APRIL 15, 2007
As I said way back in my Opera review, I am certainly no scholar of Italian horror. I remain very impressed with each one I see, but they are few and far between, and I fear that the more I see, the less I’ll enjoy them. But should the day come where I downright hate one, at least this blog will be the better for it. It’s more fun to write bad reviews.
Anyway, Deep Red (Italian: Profondo Rosso) is considered Argento’s best film by many, though not by me. I prefer Suspiria, Opera, and Phenomena to this. While those films are near flawless to me, this one seemed very uneven at times. Some scenes go on far too long (do we need to see Hemmings scratch away every bit of wallpaper covering the drawing on the wall?) and many of the “light” scenes with Daria Nicolodi could have been trimmed or removed entirely (apparently, the US version does just that, so maybe I should seek it out). Also, though it’s no fault of anyone involved as far as you know, the dubbing is incredibly lazy. Half the time they are still speaking Italian. Normally with a foreign film I would watch the original language with subtitles, but this, like many of Argento’s films, half the people are speaking English anyway, so there’s gonna be dubbing either way.
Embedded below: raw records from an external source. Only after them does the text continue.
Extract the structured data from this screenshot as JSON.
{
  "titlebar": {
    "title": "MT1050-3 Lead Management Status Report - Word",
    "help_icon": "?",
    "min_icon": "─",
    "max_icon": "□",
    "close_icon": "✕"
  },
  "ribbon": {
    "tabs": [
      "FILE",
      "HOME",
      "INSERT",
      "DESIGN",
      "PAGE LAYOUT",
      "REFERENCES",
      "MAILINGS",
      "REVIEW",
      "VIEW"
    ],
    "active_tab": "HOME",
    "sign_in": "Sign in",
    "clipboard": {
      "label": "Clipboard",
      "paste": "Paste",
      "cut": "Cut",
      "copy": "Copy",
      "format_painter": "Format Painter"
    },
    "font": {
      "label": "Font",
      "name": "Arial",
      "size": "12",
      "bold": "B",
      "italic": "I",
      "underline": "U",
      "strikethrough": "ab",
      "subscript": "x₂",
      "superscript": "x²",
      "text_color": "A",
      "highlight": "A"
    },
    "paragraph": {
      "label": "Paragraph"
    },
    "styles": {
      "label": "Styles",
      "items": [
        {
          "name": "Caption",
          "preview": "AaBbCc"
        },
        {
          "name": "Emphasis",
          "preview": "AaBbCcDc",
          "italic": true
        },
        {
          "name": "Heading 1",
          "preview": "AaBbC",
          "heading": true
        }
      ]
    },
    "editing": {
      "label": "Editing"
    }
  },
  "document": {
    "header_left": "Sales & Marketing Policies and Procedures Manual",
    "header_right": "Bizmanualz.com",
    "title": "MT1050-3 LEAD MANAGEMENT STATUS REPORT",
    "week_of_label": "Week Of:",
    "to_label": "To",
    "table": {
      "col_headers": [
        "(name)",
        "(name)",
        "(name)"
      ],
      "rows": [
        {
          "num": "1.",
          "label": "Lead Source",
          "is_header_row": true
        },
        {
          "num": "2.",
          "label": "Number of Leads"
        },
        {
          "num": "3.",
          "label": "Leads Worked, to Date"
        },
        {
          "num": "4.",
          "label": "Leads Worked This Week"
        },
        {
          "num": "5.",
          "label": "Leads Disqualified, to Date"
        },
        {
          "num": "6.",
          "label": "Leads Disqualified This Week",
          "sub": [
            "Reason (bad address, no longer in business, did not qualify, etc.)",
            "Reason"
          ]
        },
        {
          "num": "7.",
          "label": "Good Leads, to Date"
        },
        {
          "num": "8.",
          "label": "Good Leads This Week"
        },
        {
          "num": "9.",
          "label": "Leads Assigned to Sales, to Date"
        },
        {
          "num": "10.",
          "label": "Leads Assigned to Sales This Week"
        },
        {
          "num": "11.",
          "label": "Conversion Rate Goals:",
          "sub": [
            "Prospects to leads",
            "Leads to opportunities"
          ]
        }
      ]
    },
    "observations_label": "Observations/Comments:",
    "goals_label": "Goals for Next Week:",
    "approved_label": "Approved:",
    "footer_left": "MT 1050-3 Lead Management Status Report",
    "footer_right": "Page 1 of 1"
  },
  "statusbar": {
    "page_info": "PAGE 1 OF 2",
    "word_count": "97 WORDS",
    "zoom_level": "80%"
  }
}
You might as well watch in English as much as possible so you can actually focus on the images.
However, for whatever faults it has, the robot puppet alone makes the film worth watching. There’s also a character who toasts the possibility of someone being raped. Nice.
Coincidence – much like yesterday’s Dracula II, this film features wire-based beheadings (whip in Dracula, a necklace here). Do these characters not have skeletons? Here, the necklace severs a head like butter. I would expect the SPINE to give it some trouble but nope, goes right through it (why the necklace doesn’t just break entirely is beyond me). But it doesn’t matter, the film has follows dream logic and thus things like this are common. And nothing will ever be as incoherent as the helicopter in Demons (a film Argento produced, for the record) so it’s fine.
What say you?